With all this as backdrop, any response to the Amos letter just fell by the wayside. He left the company soon thereafter. I heard he took a position in IT somewhere, which sounded like a good fit for him, and I later heard that he was running a group, which didn't sound like such a good fit - but, hey, people are subject to change. Maybe Amos did.
I thought of Amos when I saw a recent online article by TechTarget's Shamus McGillicuddy entitled, "People Skills Outrank Tech Skills, Researcher Says". In the article, McGillicuddy writes:
Within the next few years, businesses will demand an entirely new mix of expertise within their IT organizations -- but tech skills aren't likely to top the list.
He cites the research of Gartner's Diane Morello, who underscores prediction that "by 2010, the demand for IT infrastructure and services expertise will shrink by 30% or more,"by noting that "demand for business process and relationship management skills will double."
In this new world, one of IT's "most important roles will be managing 'points of interface' with other parts of the business."
IT employees will need to speak the same language as business stakeholders. This means less demand for specialists (IT employees with a deep understanding of specific technology) and generalists (IT employees who have a broad set of relatively shallow technology skills). IT will still need technical skills, but the most valuable technical employees will know how they can apply those skills to different situations in different parts of the business.
Gartner has apparently come up with a term for these folks. They're "versatilists." I have no idea where Amos is, or what he's up to. Perhaps he has changed, and has become more of a versatilist than he once was.

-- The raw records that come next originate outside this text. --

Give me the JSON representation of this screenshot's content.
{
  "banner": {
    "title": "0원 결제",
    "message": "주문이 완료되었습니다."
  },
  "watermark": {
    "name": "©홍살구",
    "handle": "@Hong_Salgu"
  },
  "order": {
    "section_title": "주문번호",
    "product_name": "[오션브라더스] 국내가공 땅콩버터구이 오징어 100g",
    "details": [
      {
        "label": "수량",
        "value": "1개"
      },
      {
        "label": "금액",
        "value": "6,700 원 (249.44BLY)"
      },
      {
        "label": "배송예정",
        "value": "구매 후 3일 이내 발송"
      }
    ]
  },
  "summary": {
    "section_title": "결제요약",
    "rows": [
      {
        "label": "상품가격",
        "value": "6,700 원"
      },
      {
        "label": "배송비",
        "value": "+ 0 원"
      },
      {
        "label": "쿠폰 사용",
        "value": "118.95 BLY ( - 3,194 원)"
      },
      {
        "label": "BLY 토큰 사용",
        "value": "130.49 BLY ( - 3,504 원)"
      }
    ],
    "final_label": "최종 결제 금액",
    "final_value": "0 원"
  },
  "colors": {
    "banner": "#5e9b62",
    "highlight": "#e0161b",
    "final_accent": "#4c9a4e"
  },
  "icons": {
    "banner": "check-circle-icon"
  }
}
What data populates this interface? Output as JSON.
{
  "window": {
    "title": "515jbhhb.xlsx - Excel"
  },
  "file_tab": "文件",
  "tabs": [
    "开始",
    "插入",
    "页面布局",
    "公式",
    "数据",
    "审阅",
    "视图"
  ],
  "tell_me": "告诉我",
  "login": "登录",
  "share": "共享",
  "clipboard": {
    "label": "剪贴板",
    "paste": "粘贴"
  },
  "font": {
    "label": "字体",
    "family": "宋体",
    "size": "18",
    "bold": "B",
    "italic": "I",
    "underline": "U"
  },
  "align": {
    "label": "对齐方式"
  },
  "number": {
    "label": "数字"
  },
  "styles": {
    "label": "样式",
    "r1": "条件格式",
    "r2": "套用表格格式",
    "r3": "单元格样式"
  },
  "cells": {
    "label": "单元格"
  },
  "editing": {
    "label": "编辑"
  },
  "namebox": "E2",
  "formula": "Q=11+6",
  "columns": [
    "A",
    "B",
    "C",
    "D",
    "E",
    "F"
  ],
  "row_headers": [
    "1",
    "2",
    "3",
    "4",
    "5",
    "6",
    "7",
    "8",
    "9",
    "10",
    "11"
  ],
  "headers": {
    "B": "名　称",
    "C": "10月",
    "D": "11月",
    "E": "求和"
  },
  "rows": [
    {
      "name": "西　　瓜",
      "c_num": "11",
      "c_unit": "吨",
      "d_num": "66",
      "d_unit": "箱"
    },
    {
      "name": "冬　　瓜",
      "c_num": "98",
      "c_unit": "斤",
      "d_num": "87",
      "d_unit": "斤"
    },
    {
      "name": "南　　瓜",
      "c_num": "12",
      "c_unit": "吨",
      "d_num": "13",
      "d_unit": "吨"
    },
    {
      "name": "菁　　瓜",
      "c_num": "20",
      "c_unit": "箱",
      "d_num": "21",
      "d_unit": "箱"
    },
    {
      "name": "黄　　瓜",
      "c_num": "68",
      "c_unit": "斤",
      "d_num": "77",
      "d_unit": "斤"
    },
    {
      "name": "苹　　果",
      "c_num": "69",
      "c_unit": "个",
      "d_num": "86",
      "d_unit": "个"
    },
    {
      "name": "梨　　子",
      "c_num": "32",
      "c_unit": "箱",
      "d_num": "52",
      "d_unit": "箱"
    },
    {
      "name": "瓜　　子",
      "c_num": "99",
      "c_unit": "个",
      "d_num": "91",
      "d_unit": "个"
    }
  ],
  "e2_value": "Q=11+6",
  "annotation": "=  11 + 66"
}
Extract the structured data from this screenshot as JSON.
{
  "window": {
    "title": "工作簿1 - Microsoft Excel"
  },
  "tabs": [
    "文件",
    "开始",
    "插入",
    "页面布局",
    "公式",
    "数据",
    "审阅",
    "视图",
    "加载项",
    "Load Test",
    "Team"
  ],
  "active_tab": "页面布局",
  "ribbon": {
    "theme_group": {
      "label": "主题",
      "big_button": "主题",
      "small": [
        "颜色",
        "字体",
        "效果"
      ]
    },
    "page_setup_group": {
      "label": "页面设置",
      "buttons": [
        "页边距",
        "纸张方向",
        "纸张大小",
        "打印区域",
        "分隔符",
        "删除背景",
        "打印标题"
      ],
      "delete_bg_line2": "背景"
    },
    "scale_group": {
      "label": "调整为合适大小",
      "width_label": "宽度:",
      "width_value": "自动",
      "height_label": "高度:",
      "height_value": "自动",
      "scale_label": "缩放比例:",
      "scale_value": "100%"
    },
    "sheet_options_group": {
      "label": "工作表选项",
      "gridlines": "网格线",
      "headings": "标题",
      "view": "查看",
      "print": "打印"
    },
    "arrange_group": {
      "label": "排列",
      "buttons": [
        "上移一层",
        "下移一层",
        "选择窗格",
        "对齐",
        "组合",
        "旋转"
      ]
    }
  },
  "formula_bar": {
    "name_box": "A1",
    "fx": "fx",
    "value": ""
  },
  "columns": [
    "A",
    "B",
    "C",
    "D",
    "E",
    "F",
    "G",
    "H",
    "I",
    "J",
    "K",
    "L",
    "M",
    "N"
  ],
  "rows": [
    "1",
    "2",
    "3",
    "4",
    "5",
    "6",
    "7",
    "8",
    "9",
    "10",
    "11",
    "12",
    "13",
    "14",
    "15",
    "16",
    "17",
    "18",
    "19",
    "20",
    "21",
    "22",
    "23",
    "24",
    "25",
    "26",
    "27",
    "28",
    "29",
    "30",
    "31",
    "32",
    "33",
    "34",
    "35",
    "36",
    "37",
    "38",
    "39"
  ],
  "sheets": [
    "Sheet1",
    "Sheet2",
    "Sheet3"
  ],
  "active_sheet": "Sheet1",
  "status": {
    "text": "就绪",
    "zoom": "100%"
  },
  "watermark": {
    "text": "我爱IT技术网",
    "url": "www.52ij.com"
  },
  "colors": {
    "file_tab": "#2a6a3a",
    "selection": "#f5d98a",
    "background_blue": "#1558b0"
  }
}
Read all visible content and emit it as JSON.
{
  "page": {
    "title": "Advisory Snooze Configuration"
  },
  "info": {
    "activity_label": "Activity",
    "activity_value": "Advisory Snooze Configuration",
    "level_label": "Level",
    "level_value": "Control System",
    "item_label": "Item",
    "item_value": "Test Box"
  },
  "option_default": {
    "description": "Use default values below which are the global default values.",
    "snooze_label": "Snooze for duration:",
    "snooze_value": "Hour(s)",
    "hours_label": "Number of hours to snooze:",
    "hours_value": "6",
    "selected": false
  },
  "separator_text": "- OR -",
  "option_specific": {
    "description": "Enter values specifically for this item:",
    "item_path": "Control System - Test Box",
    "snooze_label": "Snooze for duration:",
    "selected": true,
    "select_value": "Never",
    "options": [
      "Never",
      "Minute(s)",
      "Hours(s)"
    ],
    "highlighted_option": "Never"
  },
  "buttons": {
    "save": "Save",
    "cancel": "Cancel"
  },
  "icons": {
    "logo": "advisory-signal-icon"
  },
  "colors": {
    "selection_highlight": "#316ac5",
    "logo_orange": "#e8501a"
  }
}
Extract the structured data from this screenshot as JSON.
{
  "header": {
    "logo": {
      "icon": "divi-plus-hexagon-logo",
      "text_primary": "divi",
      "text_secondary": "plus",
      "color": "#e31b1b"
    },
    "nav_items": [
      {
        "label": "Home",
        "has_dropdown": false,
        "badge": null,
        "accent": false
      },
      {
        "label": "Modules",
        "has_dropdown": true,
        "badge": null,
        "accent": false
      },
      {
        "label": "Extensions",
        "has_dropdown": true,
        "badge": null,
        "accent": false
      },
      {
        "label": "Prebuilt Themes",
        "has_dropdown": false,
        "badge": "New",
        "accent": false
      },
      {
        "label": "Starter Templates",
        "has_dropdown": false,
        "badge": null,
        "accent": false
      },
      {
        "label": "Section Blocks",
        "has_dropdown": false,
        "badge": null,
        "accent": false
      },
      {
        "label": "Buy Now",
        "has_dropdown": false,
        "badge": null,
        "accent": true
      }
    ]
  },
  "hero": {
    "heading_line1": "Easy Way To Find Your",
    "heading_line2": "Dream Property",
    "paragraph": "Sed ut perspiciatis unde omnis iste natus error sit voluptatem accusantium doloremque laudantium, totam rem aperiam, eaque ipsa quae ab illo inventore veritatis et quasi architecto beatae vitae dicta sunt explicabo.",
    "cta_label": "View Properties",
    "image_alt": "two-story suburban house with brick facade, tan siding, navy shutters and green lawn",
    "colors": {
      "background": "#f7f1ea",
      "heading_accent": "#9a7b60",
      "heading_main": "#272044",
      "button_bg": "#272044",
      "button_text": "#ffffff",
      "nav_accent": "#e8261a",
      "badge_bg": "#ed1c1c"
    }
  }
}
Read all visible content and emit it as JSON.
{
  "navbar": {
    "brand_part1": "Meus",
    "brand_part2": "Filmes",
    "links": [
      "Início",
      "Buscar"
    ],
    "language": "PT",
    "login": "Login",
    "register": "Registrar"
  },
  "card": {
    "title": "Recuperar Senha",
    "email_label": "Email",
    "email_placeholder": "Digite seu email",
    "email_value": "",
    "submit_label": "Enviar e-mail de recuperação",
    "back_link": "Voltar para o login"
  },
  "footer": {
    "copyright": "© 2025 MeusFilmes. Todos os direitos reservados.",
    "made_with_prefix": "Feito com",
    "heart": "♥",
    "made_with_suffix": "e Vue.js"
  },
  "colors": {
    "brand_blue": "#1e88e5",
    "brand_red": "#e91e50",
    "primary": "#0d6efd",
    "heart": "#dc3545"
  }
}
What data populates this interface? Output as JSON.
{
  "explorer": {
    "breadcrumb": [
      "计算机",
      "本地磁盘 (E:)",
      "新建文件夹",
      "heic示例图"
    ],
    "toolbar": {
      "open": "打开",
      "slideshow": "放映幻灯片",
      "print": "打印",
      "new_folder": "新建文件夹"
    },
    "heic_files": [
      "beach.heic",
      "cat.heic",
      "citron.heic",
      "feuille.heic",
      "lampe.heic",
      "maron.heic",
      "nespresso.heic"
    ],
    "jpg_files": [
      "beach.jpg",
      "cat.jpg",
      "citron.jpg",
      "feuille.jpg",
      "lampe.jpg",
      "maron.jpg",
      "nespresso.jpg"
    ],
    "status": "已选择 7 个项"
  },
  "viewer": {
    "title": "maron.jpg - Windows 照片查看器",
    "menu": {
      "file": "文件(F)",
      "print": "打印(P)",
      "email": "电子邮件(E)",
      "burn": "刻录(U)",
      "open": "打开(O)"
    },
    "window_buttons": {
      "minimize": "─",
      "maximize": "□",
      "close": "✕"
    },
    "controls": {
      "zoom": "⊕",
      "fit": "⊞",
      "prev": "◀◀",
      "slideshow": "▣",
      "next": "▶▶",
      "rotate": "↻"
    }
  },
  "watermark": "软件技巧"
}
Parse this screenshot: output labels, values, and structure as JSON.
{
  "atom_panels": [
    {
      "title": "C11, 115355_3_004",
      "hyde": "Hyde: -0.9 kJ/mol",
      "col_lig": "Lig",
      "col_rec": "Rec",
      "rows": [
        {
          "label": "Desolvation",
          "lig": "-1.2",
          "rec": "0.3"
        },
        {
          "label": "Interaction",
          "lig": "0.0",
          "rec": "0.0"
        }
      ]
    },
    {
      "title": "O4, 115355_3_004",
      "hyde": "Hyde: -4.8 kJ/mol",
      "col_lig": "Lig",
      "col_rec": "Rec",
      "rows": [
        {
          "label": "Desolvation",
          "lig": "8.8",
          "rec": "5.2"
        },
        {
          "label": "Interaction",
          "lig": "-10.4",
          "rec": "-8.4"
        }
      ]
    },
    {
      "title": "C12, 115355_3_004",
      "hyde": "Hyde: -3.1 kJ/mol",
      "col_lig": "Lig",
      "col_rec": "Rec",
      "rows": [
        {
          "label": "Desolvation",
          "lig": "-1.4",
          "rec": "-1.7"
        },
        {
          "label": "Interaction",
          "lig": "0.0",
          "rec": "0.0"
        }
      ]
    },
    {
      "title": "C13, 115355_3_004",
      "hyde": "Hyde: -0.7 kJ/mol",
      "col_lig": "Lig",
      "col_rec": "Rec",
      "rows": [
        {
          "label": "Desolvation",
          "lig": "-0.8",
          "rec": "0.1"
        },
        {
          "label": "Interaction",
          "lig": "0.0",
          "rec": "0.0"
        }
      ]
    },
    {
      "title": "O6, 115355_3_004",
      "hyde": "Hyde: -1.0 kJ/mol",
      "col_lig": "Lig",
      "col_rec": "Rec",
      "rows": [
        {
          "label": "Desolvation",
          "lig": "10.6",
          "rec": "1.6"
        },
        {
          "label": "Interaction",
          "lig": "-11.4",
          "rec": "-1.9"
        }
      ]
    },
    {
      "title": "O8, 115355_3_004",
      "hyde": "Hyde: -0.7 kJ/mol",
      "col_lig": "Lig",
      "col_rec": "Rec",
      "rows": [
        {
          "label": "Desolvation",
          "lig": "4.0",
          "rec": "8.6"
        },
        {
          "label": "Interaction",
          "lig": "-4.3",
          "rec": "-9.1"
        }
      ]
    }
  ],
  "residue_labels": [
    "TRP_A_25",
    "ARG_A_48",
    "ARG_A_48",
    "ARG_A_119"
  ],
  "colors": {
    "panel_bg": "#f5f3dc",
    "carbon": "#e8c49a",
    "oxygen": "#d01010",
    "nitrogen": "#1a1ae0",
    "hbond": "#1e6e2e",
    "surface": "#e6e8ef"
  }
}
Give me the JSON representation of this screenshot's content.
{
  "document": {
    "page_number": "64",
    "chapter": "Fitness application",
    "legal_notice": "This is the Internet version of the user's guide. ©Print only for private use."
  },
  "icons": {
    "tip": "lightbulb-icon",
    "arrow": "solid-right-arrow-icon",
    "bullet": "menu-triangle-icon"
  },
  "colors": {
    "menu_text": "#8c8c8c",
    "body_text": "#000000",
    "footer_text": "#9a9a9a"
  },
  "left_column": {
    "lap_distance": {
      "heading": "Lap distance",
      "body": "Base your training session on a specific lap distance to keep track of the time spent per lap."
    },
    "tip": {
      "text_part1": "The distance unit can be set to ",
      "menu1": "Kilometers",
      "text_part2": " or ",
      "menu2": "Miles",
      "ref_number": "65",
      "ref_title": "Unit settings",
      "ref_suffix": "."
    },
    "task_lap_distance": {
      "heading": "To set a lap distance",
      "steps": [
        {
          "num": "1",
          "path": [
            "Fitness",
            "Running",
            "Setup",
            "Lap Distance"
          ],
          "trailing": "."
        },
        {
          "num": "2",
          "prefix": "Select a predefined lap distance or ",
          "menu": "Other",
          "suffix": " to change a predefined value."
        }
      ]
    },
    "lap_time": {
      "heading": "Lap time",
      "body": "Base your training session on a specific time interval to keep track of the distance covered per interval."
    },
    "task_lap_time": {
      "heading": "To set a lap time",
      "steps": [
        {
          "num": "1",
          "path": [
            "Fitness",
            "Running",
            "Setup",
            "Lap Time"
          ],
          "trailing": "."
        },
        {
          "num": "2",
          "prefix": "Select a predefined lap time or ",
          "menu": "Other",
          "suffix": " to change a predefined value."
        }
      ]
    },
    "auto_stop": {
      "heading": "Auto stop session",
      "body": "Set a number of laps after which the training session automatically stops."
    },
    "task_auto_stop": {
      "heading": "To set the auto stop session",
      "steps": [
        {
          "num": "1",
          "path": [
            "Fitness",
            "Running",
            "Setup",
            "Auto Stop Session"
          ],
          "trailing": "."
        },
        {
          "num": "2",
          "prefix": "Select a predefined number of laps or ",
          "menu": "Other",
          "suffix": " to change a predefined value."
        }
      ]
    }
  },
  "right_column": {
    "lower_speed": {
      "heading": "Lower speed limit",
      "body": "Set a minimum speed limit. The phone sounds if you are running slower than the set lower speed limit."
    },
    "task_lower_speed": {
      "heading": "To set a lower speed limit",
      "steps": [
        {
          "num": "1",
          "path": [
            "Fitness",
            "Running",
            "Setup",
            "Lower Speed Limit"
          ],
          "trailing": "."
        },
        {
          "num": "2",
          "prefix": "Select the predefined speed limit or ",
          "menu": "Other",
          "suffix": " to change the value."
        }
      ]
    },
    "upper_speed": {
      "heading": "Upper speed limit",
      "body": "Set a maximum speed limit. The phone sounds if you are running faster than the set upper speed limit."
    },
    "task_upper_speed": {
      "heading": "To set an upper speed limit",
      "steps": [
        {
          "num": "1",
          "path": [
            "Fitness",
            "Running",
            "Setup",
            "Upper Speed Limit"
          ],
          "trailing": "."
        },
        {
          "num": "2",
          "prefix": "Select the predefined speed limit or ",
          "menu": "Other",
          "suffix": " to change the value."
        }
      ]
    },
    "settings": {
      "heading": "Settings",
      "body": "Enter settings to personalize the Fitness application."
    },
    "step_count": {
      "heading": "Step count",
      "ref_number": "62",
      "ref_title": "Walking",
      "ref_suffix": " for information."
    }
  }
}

Perhaps he is no longer someone who would think of "versatilists" as really nothing more than "shallowists" who got ahead because they had more EQ than GQ or IQ.
Perhaps Amos would be delighted to learn that I did, somewhere along the line, make it to senior management positions where I thanked my lucky stars every day for those folks on my teams who were in every way smarter, more knowledgeable, and much better at their jobs than I ever would have been. My job was being a versatilist, doing whatever I could to make sure that my teams got the support and resources they needed to get their work done, and to make sure that they got the recognition and opportunities they wanted and deserved. I guess I had no choice. I wasn't smart enough to do anything else.